Saved data entries:

- - -

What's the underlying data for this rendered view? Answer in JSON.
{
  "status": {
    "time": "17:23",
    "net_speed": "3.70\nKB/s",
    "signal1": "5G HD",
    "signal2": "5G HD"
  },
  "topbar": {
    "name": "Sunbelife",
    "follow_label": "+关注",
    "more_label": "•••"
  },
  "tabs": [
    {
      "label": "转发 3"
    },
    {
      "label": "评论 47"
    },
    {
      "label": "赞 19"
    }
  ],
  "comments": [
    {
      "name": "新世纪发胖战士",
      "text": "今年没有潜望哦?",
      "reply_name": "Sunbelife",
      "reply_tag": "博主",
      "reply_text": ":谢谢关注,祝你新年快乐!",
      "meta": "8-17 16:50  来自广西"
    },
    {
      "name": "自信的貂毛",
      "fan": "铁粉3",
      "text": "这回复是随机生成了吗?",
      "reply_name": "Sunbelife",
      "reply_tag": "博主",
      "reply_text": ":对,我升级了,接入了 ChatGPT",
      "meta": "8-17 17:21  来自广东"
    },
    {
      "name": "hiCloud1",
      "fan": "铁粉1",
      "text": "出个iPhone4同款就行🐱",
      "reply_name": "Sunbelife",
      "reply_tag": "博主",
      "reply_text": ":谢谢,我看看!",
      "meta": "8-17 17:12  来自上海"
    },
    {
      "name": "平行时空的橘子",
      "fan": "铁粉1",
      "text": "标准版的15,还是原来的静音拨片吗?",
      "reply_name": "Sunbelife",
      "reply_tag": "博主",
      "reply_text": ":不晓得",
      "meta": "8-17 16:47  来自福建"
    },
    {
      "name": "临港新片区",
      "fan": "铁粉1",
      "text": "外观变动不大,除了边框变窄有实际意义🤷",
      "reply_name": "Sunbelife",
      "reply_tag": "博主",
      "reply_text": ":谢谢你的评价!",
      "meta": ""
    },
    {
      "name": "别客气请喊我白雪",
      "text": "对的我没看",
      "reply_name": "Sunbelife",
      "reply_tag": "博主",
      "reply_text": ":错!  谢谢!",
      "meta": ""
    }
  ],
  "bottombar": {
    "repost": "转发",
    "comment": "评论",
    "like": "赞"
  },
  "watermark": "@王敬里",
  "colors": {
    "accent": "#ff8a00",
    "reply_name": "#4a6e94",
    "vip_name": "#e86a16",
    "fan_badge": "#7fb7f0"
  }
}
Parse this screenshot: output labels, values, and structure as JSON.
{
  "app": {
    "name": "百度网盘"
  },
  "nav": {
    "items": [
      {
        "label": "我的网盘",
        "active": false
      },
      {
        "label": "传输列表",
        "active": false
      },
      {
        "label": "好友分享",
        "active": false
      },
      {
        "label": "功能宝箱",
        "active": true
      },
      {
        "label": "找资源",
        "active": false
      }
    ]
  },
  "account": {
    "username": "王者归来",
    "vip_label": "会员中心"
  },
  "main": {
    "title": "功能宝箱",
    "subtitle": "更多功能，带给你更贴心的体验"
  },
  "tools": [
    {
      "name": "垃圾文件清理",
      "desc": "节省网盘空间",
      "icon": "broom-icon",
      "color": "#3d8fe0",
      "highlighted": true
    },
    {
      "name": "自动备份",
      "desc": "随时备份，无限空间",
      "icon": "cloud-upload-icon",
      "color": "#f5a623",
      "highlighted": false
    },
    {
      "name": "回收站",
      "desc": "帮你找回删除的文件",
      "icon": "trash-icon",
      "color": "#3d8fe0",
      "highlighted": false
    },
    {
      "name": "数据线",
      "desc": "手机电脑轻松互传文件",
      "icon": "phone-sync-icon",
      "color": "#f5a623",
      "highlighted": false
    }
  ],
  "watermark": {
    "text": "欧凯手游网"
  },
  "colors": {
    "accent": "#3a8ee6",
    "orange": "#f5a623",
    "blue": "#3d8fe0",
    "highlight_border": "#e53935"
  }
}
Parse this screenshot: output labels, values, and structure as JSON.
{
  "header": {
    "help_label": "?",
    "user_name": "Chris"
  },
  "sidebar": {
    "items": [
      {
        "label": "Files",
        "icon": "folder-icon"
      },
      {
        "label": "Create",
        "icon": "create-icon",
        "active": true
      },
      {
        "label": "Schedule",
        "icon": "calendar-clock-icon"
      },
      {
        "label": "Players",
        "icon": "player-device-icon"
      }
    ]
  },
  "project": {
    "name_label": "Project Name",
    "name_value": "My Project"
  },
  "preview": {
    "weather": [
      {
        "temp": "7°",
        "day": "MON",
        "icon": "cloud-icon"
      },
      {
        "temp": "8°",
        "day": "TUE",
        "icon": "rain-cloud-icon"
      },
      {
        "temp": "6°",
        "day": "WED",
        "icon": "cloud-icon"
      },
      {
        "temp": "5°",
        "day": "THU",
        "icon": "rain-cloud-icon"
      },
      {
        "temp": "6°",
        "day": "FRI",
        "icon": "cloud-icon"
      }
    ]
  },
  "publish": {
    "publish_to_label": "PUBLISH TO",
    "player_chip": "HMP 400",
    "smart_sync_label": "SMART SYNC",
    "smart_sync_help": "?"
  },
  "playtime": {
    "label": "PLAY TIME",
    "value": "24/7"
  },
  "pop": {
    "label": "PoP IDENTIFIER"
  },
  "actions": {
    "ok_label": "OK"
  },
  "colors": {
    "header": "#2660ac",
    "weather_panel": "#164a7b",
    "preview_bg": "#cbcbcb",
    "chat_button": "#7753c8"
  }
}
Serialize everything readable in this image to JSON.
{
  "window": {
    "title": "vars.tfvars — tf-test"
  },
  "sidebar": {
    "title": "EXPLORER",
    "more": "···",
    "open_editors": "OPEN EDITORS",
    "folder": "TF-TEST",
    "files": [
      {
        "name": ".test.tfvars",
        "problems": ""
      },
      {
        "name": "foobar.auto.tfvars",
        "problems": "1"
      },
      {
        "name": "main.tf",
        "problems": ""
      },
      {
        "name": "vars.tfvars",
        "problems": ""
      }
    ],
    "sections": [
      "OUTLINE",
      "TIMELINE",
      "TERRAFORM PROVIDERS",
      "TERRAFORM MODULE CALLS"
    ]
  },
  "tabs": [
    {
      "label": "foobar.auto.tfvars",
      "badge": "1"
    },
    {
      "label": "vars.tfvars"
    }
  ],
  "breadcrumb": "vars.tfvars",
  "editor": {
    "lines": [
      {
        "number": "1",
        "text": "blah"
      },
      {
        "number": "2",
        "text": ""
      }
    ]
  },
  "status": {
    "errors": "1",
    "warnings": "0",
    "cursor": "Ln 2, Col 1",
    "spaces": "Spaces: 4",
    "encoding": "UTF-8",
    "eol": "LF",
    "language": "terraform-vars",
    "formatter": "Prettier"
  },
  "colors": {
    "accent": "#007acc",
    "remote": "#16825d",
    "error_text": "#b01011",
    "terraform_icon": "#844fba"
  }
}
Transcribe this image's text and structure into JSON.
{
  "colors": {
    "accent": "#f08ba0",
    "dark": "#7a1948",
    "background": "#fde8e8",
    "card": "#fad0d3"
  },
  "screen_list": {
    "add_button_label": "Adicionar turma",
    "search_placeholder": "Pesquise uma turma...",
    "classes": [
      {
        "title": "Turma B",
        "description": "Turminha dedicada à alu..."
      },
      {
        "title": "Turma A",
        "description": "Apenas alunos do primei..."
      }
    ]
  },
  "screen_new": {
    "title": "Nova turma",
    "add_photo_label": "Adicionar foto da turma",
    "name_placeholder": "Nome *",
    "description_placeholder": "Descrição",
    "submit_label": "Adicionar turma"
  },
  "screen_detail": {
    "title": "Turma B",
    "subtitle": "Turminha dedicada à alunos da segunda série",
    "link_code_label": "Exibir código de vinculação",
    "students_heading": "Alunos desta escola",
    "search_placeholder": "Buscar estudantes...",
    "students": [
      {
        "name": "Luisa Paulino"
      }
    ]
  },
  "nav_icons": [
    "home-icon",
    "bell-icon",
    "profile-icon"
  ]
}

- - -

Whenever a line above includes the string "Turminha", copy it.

REPLY TO THE TASK:
        "description": "Turminha dedicada à alu..."
    "subtitle": "Turminha dedicada à alunos da segunda série",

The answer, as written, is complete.